The preference for NPN (Negative-Positive-Negative) transistors over PNP (Positive-Negative-Positive) transistors in certain electronic applications arises from several factors related to their electrical characteristics and ease of implementation. Both NPN and PNP transistors belong to the bipolar junction transistor (BJT) family, but the choice between them depends on the specific requirements of the circuit and the convenience of circuit design. Here are detailed explanations for the preference of NPN transistors:
1. Electron Flow Conventions:
- Conventional Current Flow: In electronic circuits, conventional current flow is considered from positive to negative. In NPN transistors, electrons (negatively charged carriers) are the majority charge carriers, and they flow from the emitter to the collector. This aligns with the conventional current flow, making it easier for designers to visualize and analyze circuit behavior.
- PNP Conventions: In PNP transistors, holes (positively charged carriers) are the majority carriers, and they flow from the emitter to the collector. This opposite flow direction can be confusing when following conventional current flow conventions.
2. Common Grounding:
- Ground as Common Reference: In many electronic circuits, ground is used as a common reference point. NPN transistors, with the majority carriers being electrons, align more naturally with the convention of electrons flowing toward the positive supply voltage.
- Reduced Complexity: The use of NPN transistors in circuits with a common ground reference can simplify the overall circuit design.

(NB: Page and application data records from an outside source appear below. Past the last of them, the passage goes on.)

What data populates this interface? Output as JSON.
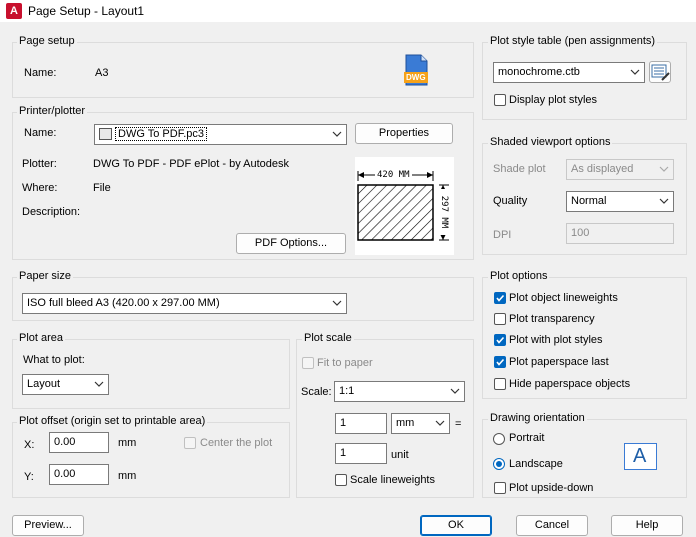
{
  "window": {
    "title": "Page Setup - Layout1",
    "app_icon_letter": "A"
  },
  "page_setup": {
    "group_label": "Page setup",
    "name_label": "Name:",
    "name_value": "A3",
    "dwg_badge": "DWG"
  },
  "printer": {
    "group_label": "Printer/plotter",
    "name_label": "Name:",
    "name_value": "DWG To PDF.pc3",
    "properties_button": "Properties",
    "plotter_label": "Plotter:",
    "plotter_value": "DWG To PDF - PDF ePlot - by Autodesk",
    "where_label": "Where:",
    "where_value": "File",
    "description_label": "Description:",
    "pdf_options_button": "PDF Options...",
    "preview_width": "420 MM",
    "preview_height": "297 MM"
  },
  "paper_size": {
    "group_label": "Paper size",
    "value": "ISO full bleed A3 (420.00 x 297.00 MM)"
  },
  "plot_area": {
    "group_label": "Plot area",
    "what_label": "What to plot:",
    "what_value": "Layout"
  },
  "plot_offset": {
    "group_label": "Plot offset (origin set to printable area)",
    "x_label": "X:",
    "x_value": "0.00",
    "x_unit": "mm",
    "y_label": "Y:",
    "y_value": "0.00",
    "y_unit": "mm",
    "center_label": "Center the plot"
  },
  "plot_scale": {
    "group_label": "Plot scale",
    "fit_label": "Fit to paper",
    "scale_label": "Scale:",
    "scale_value": "1:1",
    "value1": "1",
    "unit_value": "mm",
    "equals": "=",
    "value2": "1",
    "unit_label": "unit",
    "scale_lineweights_label": "Scale lineweights"
  },
  "plot_style": {
    "group_label": "Plot style table (pen assignments)",
    "value": "monochrome.ctb",
    "display_label": "Display plot styles"
  },
  "shaded": {
    "group_label": "Shaded viewport options",
    "shade_label": "Shade plot",
    "shade_value": "As displayed",
    "quality_label": "Quality",
    "quality_value": "Normal",
    "dpi_label": "DPI",
    "dpi_value": "100"
  },
  "plot_options": {
    "group_label": "Plot options",
    "items": [
      {
        "label": "Plot object lineweights",
        "checked": true
      },
      {
        "label": "Plot transparency",
        "checked": false
      },
      {
        "label": "Plot with plot styles",
        "checked": true
      },
      {
        "label": "Plot paperspace last",
        "checked": true
      },
      {
        "label": "Hide paperspace objects",
        "checked": false
      }
    ]
  },
  "orientation": {
    "group_label": "Drawing orientation",
    "portrait": "Portrait",
    "landscape": "Landscape",
    "upside_down": "Plot upside-down",
    "icon_letter": "A"
  },
  "footer": {
    "preview": "Preview...",
    "ok": "OK",
    "cancel": "Cancel",
    "help": "Help"
  }
}
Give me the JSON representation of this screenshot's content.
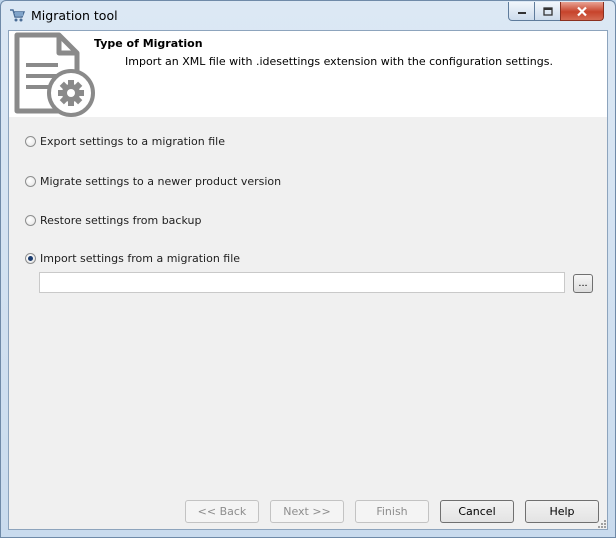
{
  "window": {
    "title": "Migration tool",
    "app_icon": "cart-icon"
  },
  "header": {
    "title": "Type of Migration",
    "description": "Import an XML file with .idesettings extension with the configuration settings.",
    "icon": "document-gear-icon"
  },
  "options": [
    {
      "label": "Export settings to a migration file",
      "checked": false
    },
    {
      "label": "Migrate settings to a newer product version",
      "checked": false
    },
    {
      "label": "Restore settings from backup",
      "checked": false
    },
    {
      "label": "Import settings from a migration file",
      "checked": true
    }
  ],
  "file_input": {
    "value": "",
    "browse_label": "..."
  },
  "buttons": {
    "back": "<< Back",
    "next": "Next >>",
    "finish": "Finish",
    "cancel": "Cancel",
    "help": "Help"
  }
}
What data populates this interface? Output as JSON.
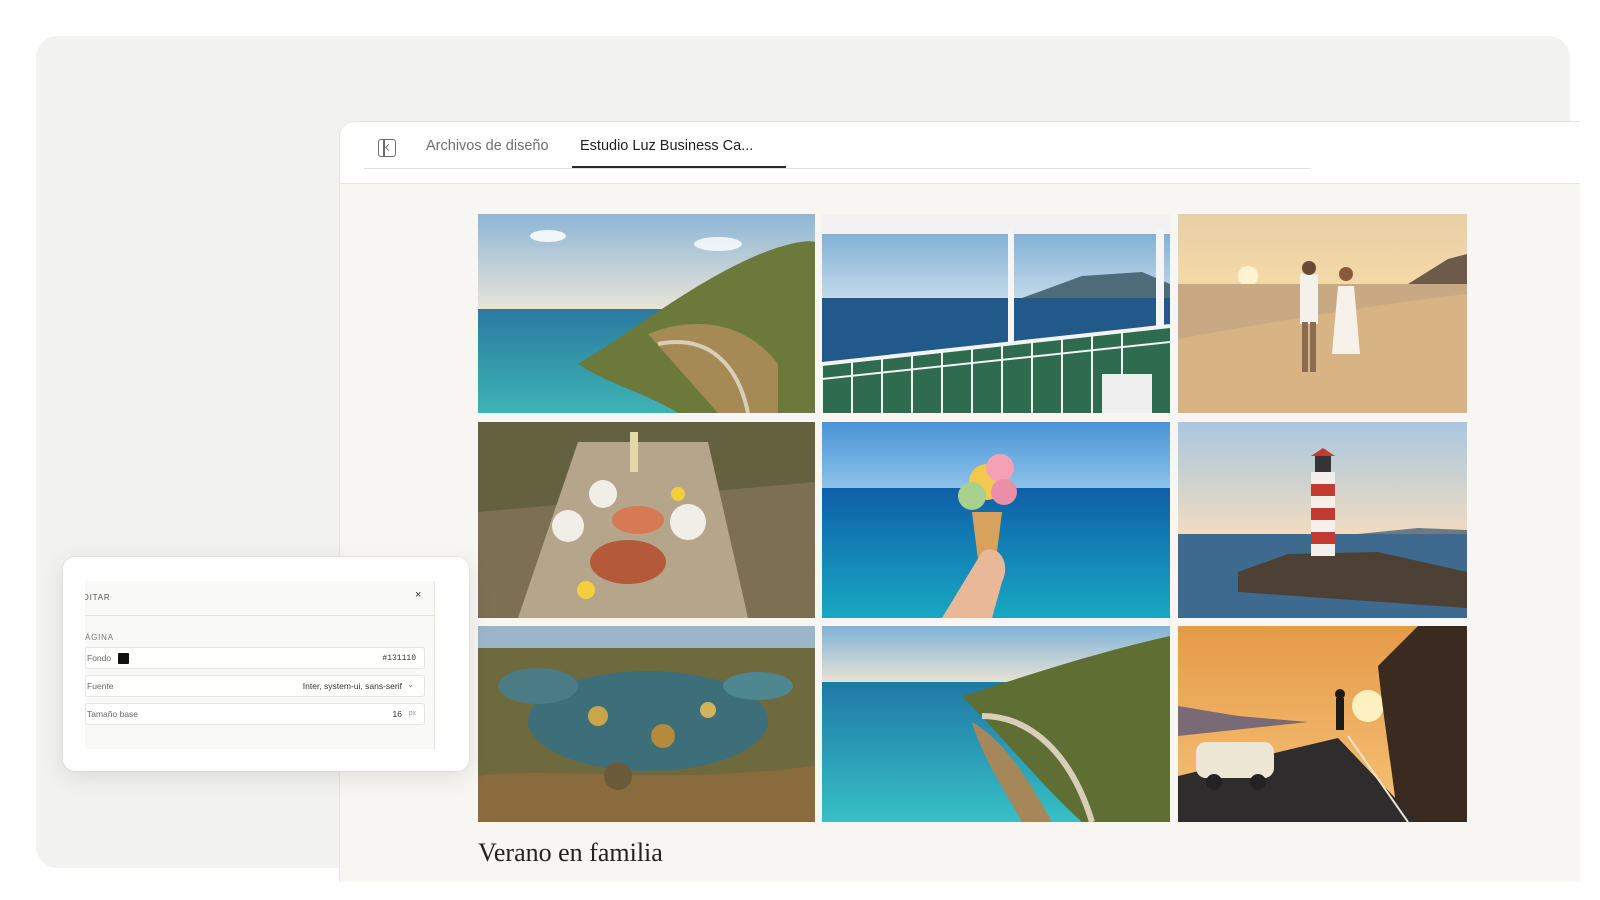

3. Lower Electron Mobility:
- Higher Electron Mobility: Electrons generally have higher mobility compared to holes in semiconductor materials. This higher mobility leads to faster transistor response times and better high-frequency performance in NPN transistors.
- PNP Characteristics: PNP transistors, having holes as majority carriers, may exhibit slightly slower response times due to the lower mobility of holes.
4. Enhanced Circuit Performance:
- High-Frequency Applications: NPN transistors are often preferred in high-frequency applications, such as radio-frequency (RF) amplifiers. Their superior performance in high-frequency circuits is attributed to the higher mobility of electrons and other material-specific characteristics.
5. Temperature Stability:
- Temperature Effects: NPN transistors can be more temperature-stable in certain applications. The characteristics of NPN transistors, particularly in terms of temperature-induced variations, may be more predictable and manageable than those of PNP transistors.
6. Integrated Circuit Design:
- Compatibility with ICs: NPN transistors are more commonly integrated into semiconductor devices and integrated circuits (ICs). Their widespread use in ICs contributes to the availability of a variety of NPN transistors, which may enhance the options for circuit designers.
7. Historical Precedence:
- Historical Usage: NPN transistors have historically been more widely used and studied in electronics. This historical precedence has led to a greater familiarity among engineers and designers, making NPN transistors the default choice in many applications.
8. Ease of Complementary Pairing:
- Complementary Pairs: When designing complementary pairs of transistors for push-pull amplifier configurations or other complementary circuits, using NPN transistors for one polarity and PNP transistors for the opposite polarity is a common practice. NPN transistors are often more readily available and can offer better matching in complementary pairs.
In summary, while both NPN and PNP transistors have their applications, the preference for NPN transistors in certain situations is influenced by factors such as conventional current flow conventions, common grounding practices, better high-frequency performance, and historical precedence. The choice between NPN and PNP transistors ultimately depends on the specific requirements and goals of the electronic circuit being designed.